--- Data Enclosed Below ---
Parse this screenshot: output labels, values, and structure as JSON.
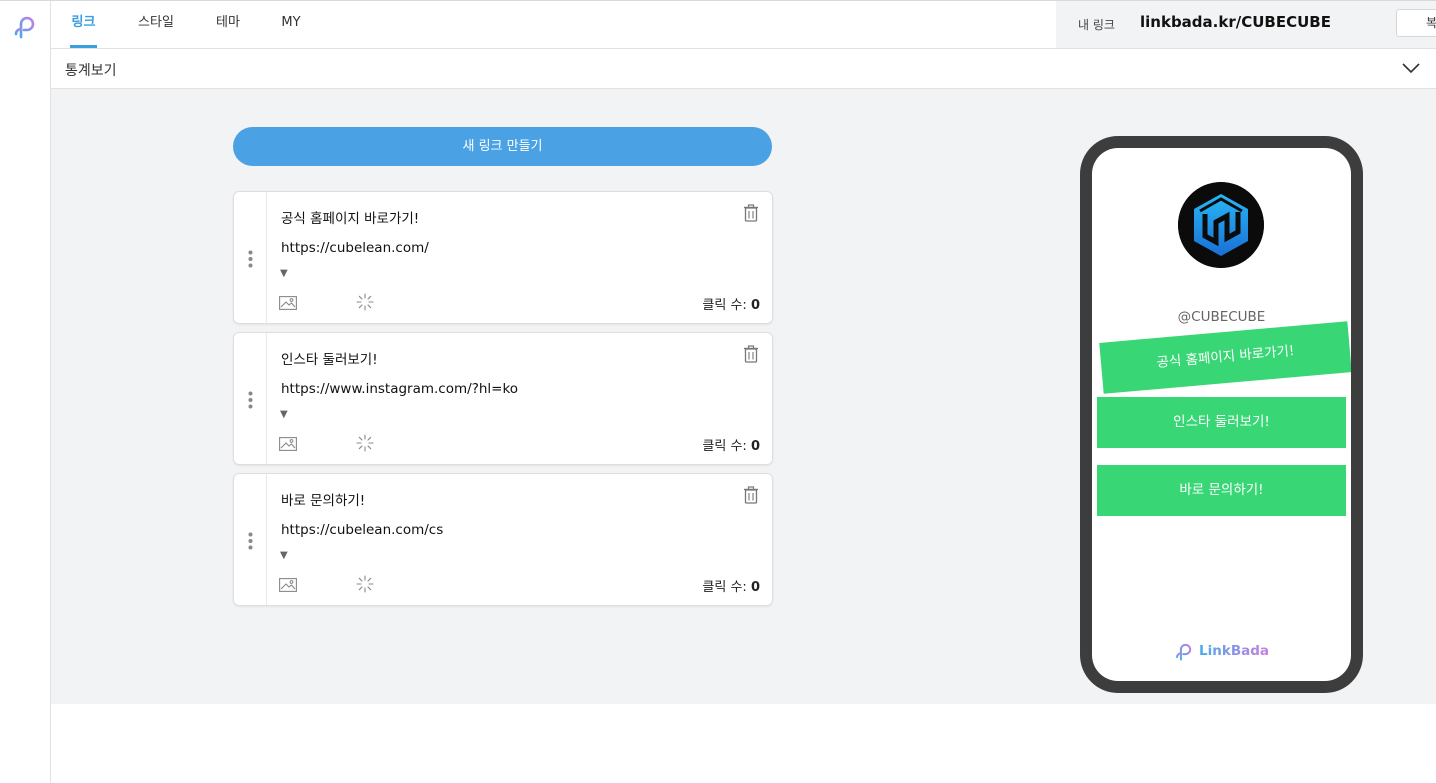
{
  "nav": {
    "tabs": [
      {
        "label": "링크",
        "active": true
      },
      {
        "label": "스타일",
        "active": false
      },
      {
        "label": "테마",
        "active": false
      },
      {
        "label": "MY",
        "active": false
      }
    ]
  },
  "my_link": {
    "label": "내 링크",
    "url": "linkbada.kr/CUBECUBE",
    "copy_label": "복사"
  },
  "stats": {
    "label": "통계보기"
  },
  "editor": {
    "new_link_label": "새 링크 만들기",
    "click_label": "클릭 수:",
    "links": [
      {
        "title": "공식 홈페이지 바로가기!",
        "url": "https://cubelean.com/",
        "clicks": "0"
      },
      {
        "title": "인스타 둘러보기!",
        "url": "https://www.instagram.com/?hl=ko",
        "clicks": "0"
      },
      {
        "title": "바로 문의하기!",
        "url": "https://cubelean.com/cs",
        "clicks": "0"
      }
    ],
    "expand_glyph": "▼"
  },
  "preview": {
    "handle": "@CUBECUBE",
    "buttons": [
      "공식 홈페이지 바로가기!",
      "인스타 둘러보기!",
      "바로 문의하기!"
    ],
    "brand": "LinkBada",
    "button_color": "#38d675"
  },
  "colors": {
    "accent": "#3b9ee0",
    "primary_button": "#4aa1e3",
    "phone_frame": "#3d3d3d"
  }
}
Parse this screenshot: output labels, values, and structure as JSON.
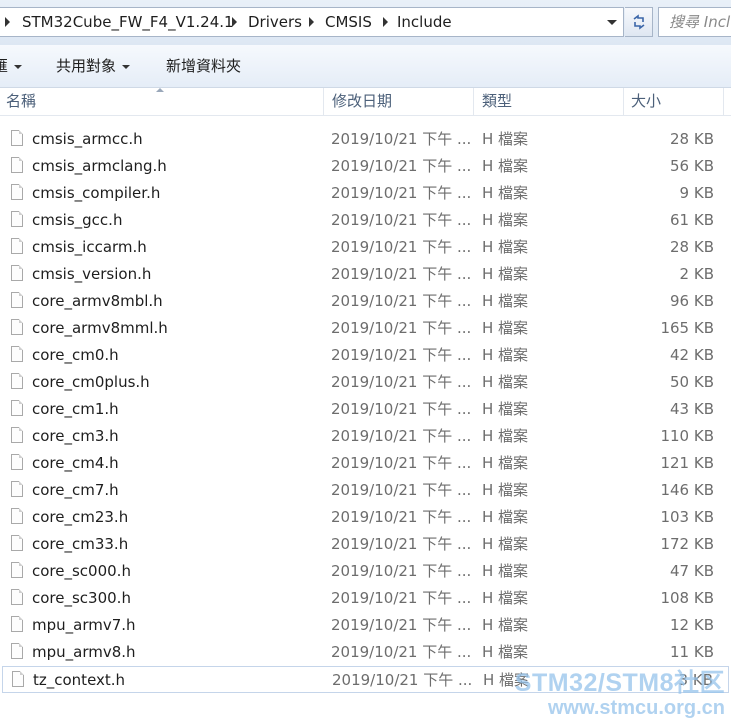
{
  "address_bar": {
    "crumbs": [
      "STM32Cube_FW_F4_V1.24.1",
      "Drivers",
      "CMSIS",
      "Include"
    ],
    "search_placeholder": "搜尋 Inclu"
  },
  "toolbar": {
    "organize_label": "匯",
    "share_label": "共用對象",
    "new_folder_label": "新增資料夾"
  },
  "columns": {
    "name": "名稱",
    "modified": "修改日期",
    "type": "類型",
    "size": "大小"
  },
  "files": [
    {
      "name": "cmsis_armcc.h",
      "modified": "2019/10/21 下午 ...",
      "type": "H 檔案",
      "size": "28 KB"
    },
    {
      "name": "cmsis_armclang.h",
      "modified": "2019/10/21 下午 ...",
      "type": "H 檔案",
      "size": "56 KB"
    },
    {
      "name": "cmsis_compiler.h",
      "modified": "2019/10/21 下午 ...",
      "type": "H 檔案",
      "size": "9 KB"
    },
    {
      "name": "cmsis_gcc.h",
      "modified": "2019/10/21 下午 ...",
      "type": "H 檔案",
      "size": "61 KB"
    },
    {
      "name": "cmsis_iccarm.h",
      "modified": "2019/10/21 下午 ...",
      "type": "H 檔案",
      "size": "28 KB"
    },
    {
      "name": "cmsis_version.h",
      "modified": "2019/10/21 下午 ...",
      "type": "H 檔案",
      "size": "2 KB"
    },
    {
      "name": "core_armv8mbl.h",
      "modified": "2019/10/21 下午 ...",
      "type": "H 檔案",
      "size": "96 KB"
    },
    {
      "name": "core_armv8mml.h",
      "modified": "2019/10/21 下午 ...",
      "type": "H 檔案",
      "size": "165 KB"
    },
    {
      "name": "core_cm0.h",
      "modified": "2019/10/21 下午 ...",
      "type": "H 檔案",
      "size": "42 KB"
    },
    {
      "name": "core_cm0plus.h",
      "modified": "2019/10/21 下午 ...",
      "type": "H 檔案",
      "size": "50 KB"
    },
    {
      "name": "core_cm1.h",
      "modified": "2019/10/21 下午 ...",
      "type": "H 檔案",
      "size": "43 KB"
    },
    {
      "name": "core_cm3.h",
      "modified": "2019/10/21 下午 ...",
      "type": "H 檔案",
      "size": "110 KB"
    },
    {
      "name": "core_cm4.h",
      "modified": "2019/10/21 下午 ...",
      "type": "H 檔案",
      "size": "121 KB"
    },
    {
      "name": "core_cm7.h",
      "modified": "2019/10/21 下午 ...",
      "type": "H 檔案",
      "size": "146 KB"
    },
    {
      "name": "core_cm23.h",
      "modified": "2019/10/21 下午 ...",
      "type": "H 檔案",
      "size": "103 KB"
    },
    {
      "name": "core_cm33.h",
      "modified": "2019/10/21 下午 ...",
      "type": "H 檔案",
      "size": "172 KB"
    },
    {
      "name": "core_sc000.h",
      "modified": "2019/10/21 下午 ...",
      "type": "H 檔案",
      "size": "47 KB"
    },
    {
      "name": "core_sc300.h",
      "modified": "2019/10/21 下午 ...",
      "type": "H 檔案",
      "size": "108 KB"
    },
    {
      "name": "mpu_armv7.h",
      "modified": "2019/10/21 下午 ...",
      "type": "H 檔案",
      "size": "12 KB"
    },
    {
      "name": "mpu_armv8.h",
      "modified": "2019/10/21 下午 ...",
      "type": "H 檔案",
      "size": "11 KB"
    },
    {
      "name": "tz_context.h",
      "modified": "2019/10/21 下午 ...",
      "type": "H 檔案",
      "size": "3 KB",
      "selected": true
    }
  ],
  "watermark": {
    "line1": "STM32/STM8社区",
    "line2": "www.stmcu.org.cn"
  }
}
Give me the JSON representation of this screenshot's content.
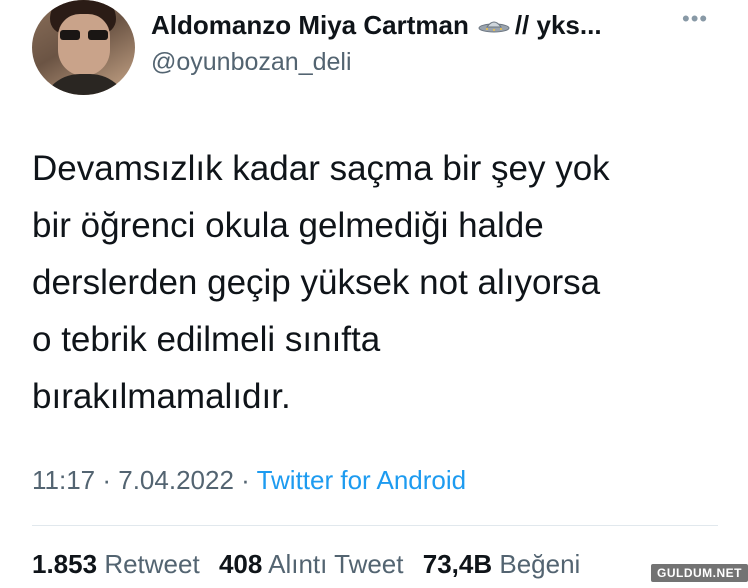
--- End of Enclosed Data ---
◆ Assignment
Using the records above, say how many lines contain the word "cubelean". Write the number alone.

◆ Answer section
2